__Problem requirements__:
Spot each line in the data below containing "Access" and copy it.

__Excerpted records__:
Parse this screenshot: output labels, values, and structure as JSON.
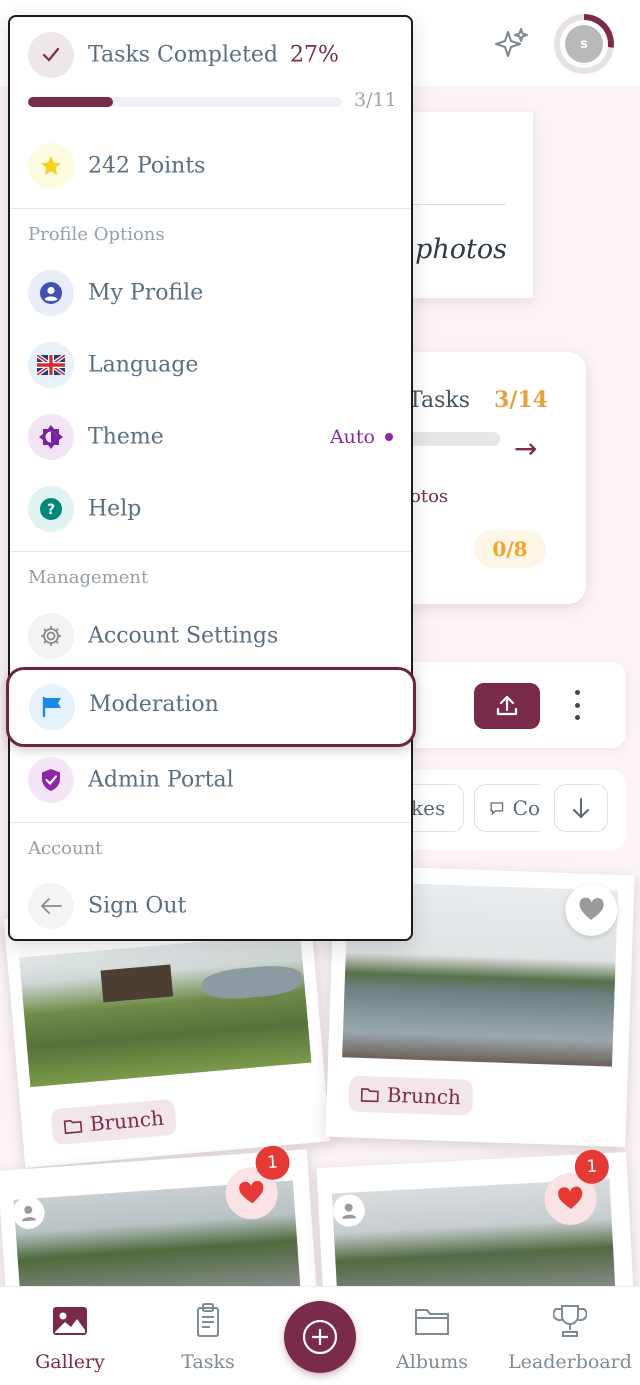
{
  "header": {
    "avatar_initial": "s"
  },
  "background": {
    "card_text": "f photos",
    "tasks_label": "Tasks",
    "tasks_count": "3/14",
    "photos_label": "otos",
    "photos_count": "0/8",
    "chip_likes": "kes",
    "chip_comments": "Co"
  },
  "gallery": [
    {
      "tag": "Brunch"
    },
    {
      "tag": "Brunch"
    },
    {
      "likes": "1"
    },
    {
      "likes": "1"
    }
  ],
  "menu": {
    "tasks_completed": {
      "label": "Tasks Completed",
      "percent": "27%",
      "count": "3/11",
      "progress": 0.27
    },
    "points": {
      "label": "242 Points"
    },
    "profile_section": "Profile Options",
    "my_profile": "My Profile",
    "language": "Language",
    "theme": {
      "label": "Theme",
      "value": "Auto"
    },
    "help": "Help",
    "management_section": "Management",
    "account_settings": "Account Settings",
    "moderation": "Moderation",
    "admin_portal": "Admin Portal",
    "account_section": "Account",
    "sign_out": "Sign Out"
  },
  "bottom_nav": {
    "gallery": "Gallery",
    "tasks": "Tasks",
    "albums": "Albums",
    "leaderboard": "Leaderboard"
  },
  "colors": {
    "brand": "#7a2a4a",
    "accent_orange": "#e6a23a",
    "theme_purple": "#8e24aa",
    "heart_red": "#e53935"
  },
  "icons": [
    "check-icon",
    "star-icon",
    "user-icon",
    "uk-flag-icon",
    "theme-icon",
    "help-icon",
    "gear-icon",
    "flag-icon",
    "shield-check-icon",
    "arrow-left-icon",
    "sparkle-icon",
    "upload-icon",
    "more-vert-icon",
    "heart-icon",
    "image-icon",
    "clipboard-icon",
    "plus-icon",
    "folder-icon",
    "trophy-icon",
    "comment-icon",
    "sort-down-icon"
  ]
}
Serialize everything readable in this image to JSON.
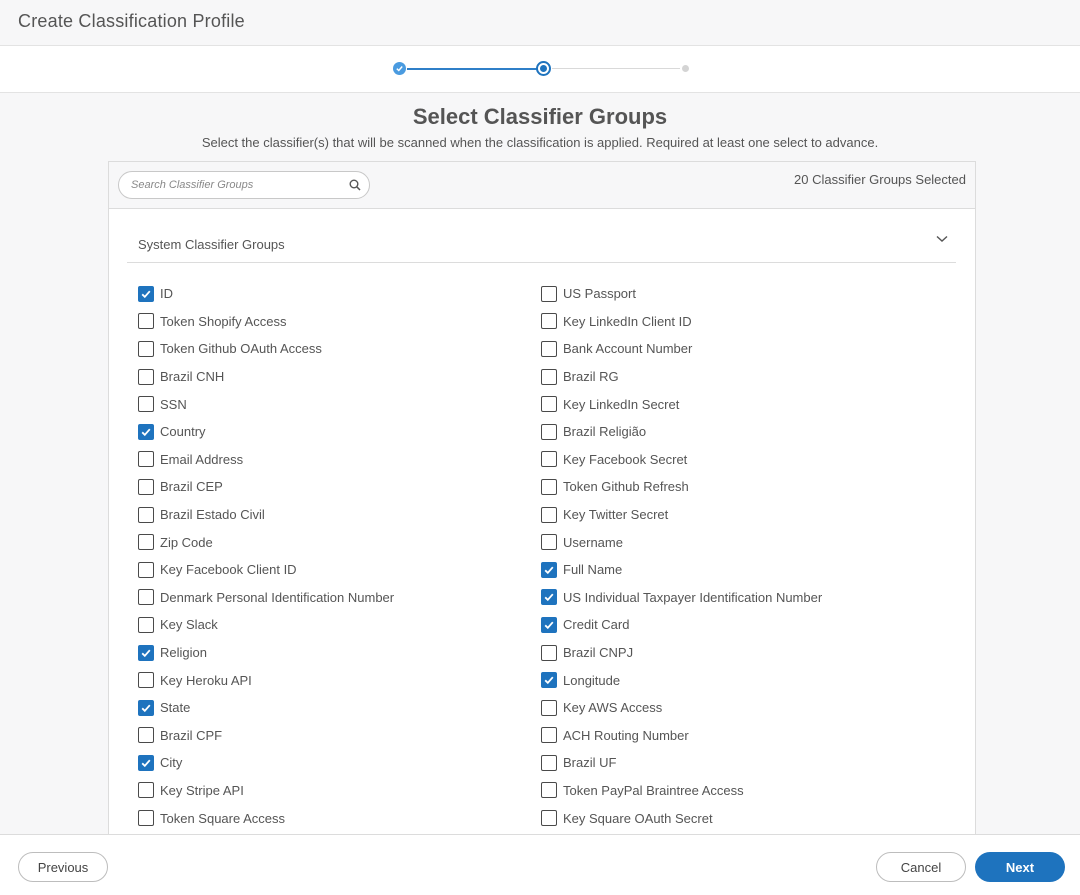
{
  "window": {
    "title": "Create Classification Profile"
  },
  "stepper": {
    "current_step": 2,
    "total_steps": 3,
    "completed_steps": 1
  },
  "main": {
    "title": "Select Classifier Groups",
    "subtitle": "Select the classifier(s) that will be scanned when the classification is applied. Required at least one select to advance."
  },
  "search": {
    "placeholder": "Search Classifier Groups",
    "value": ""
  },
  "selected_count_label": "20 Classifier Groups Selected",
  "section": {
    "title": "System Classifier Groups",
    "expanded": true
  },
  "classifiers": {
    "left": [
      {
        "label": "ID",
        "checked": true
      },
      {
        "label": "Token Shopify Access",
        "checked": false
      },
      {
        "label": "Token Github OAuth Access",
        "checked": false
      },
      {
        "label": "Brazil CNH",
        "checked": false
      },
      {
        "label": "SSN",
        "checked": false
      },
      {
        "label": "Country",
        "checked": true
      },
      {
        "label": "Email Address",
        "checked": false
      },
      {
        "label": "Brazil CEP",
        "checked": false
      },
      {
        "label": "Brazil Estado Civil",
        "checked": false
      },
      {
        "label": "Zip Code",
        "checked": false
      },
      {
        "label": "Key Facebook Client ID",
        "checked": false
      },
      {
        "label": "Denmark Personal Identification Number",
        "checked": false
      },
      {
        "label": "Key Slack",
        "checked": false
      },
      {
        "label": "Religion",
        "checked": true
      },
      {
        "label": "Key Heroku API",
        "checked": false
      },
      {
        "label": "State",
        "checked": true
      },
      {
        "label": "Brazil CPF",
        "checked": false
      },
      {
        "label": "City",
        "checked": true
      },
      {
        "label": "Key Stripe API",
        "checked": false
      },
      {
        "label": "Token Square Access",
        "checked": false
      }
    ],
    "right": [
      {
        "label": "US Passport",
        "checked": false
      },
      {
        "label": "Key LinkedIn Client ID",
        "checked": false
      },
      {
        "label": "Bank Account Number",
        "checked": false
      },
      {
        "label": "Brazil RG",
        "checked": false
      },
      {
        "label": "Key LinkedIn Secret",
        "checked": false
      },
      {
        "label": "Brazil Religião",
        "checked": false
      },
      {
        "label": "Key Facebook Secret",
        "checked": false
      },
      {
        "label": "Token Github Refresh",
        "checked": false
      },
      {
        "label": "Key Twitter Secret",
        "checked": false
      },
      {
        "label": "Username",
        "checked": false
      },
      {
        "label": "Full Name",
        "checked": true
      },
      {
        "label": "US Individual Taxpayer Identification Number",
        "checked": true
      },
      {
        "label": "Credit Card",
        "checked": true
      },
      {
        "label": "Brazil CNPJ",
        "checked": false
      },
      {
        "label": "Longitude",
        "checked": true
      },
      {
        "label": "Key AWS Access",
        "checked": false
      },
      {
        "label": "ACH Routing Number",
        "checked": false
      },
      {
        "label": "Brazil UF",
        "checked": false
      },
      {
        "label": "Token PayPal Braintree Access",
        "checked": false
      },
      {
        "label": "Key Square OAuth Secret",
        "checked": false
      }
    ]
  },
  "footer": {
    "previous_label": "Previous",
    "cancel_label": "Cancel",
    "next_label": "Next"
  },
  "colors": {
    "accent": "#1e73be",
    "step_done": "#4a9be0",
    "text": "#555555"
  }
}
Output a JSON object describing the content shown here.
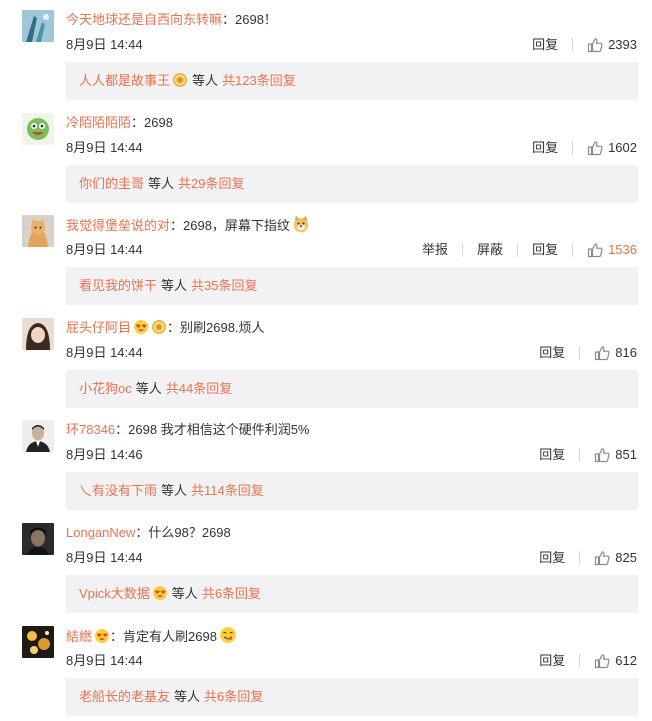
{
  "labels": {
    "reply": "回复",
    "report": "举报",
    "block": "屏蔽",
    "etc": "等人"
  },
  "comments": [
    {
      "username": "今天地球还是自西向东转嘛",
      "text": "：2698！",
      "time": "8月9日 14:44",
      "likes": "2393",
      "liked": false,
      "reply_user": "人人都是故事王",
      "reply_total": "共123条回复",
      "avatar_icon": "blue-sky-avatar",
      "badges": [],
      "reply_badge": "gold-medal-icon",
      "show_report": false
    },
    {
      "username": "冷陌陌陌陌",
      "text": "：2698",
      "time": "8月9日 14:44",
      "likes": "1602",
      "liked": false,
      "reply_user": "你们的圭哥",
      "reply_total": "共29条回复",
      "avatar_icon": "green-cartoon-avatar",
      "badges": [],
      "reply_badge": "",
      "show_report": false
    },
    {
      "username": "我觉得堡垒说的对",
      "text": "：2698，屏幕下指纹",
      "time": "8月9日 14:44",
      "likes": "1536",
      "liked": true,
      "reply_user": "看见我的饼干",
      "reply_total": "共35条回复",
      "avatar_icon": "cat-avatar",
      "badges": [],
      "text_emoji": "doge-emoji",
      "reply_badge": "",
      "show_report": true
    },
    {
      "username": "屁头仔阿目",
      "text": "：别刷2698.烦人",
      "time": "8月9日 14:44",
      "likes": "816",
      "liked": false,
      "reply_user": "小花狗oc",
      "reply_total": "共44条回复",
      "avatar_icon": "girl-photo-avatar",
      "badges": [
        "heart-eyes-emoji",
        "gold-medal-icon"
      ],
      "reply_badge": "",
      "show_report": false
    },
    {
      "username": "环78346",
      "text": "：2698  我才相信这个硬件利润5%",
      "time": "8月9日 14:46",
      "likes": "851",
      "liked": false,
      "reply_user": "乀有没有下雨",
      "reply_total": "共114条回复",
      "avatar_icon": "man-portrait-avatar",
      "badges": [],
      "reply_badge": "",
      "show_report": false
    },
    {
      "username": "LonganNew",
      "text": "：什么98？2698",
      "time": "8月9日 14:44",
      "likes": "825",
      "liked": false,
      "reply_user": "Vpick大数据",
      "reply_total": "共6条回复",
      "avatar_icon": "dark-portrait-avatar",
      "badges": [],
      "reply_badge": "heart-eyes-emoji",
      "show_report": false
    },
    {
      "username": "結繎",
      "text": "：肯定有人刷2698",
      "time": "8月9日 14:44",
      "likes": "612",
      "liked": false,
      "reply_user": "老船长的老基友",
      "reply_total": "共6条回复",
      "avatar_icon": "night-photo-avatar",
      "badges": [
        "heart-eyes-emoji"
      ],
      "text_emoji": "yummy-emoji",
      "reply_badge": "",
      "show_report": false
    }
  ]
}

__Written answer__:
        "label": "Token Shopify Access",
        "label": "Token Github OAuth Access",
        "label": "Token Square Access",
        "label": "Key AWS Access",
        "label": "Token PayPal Braintree Access",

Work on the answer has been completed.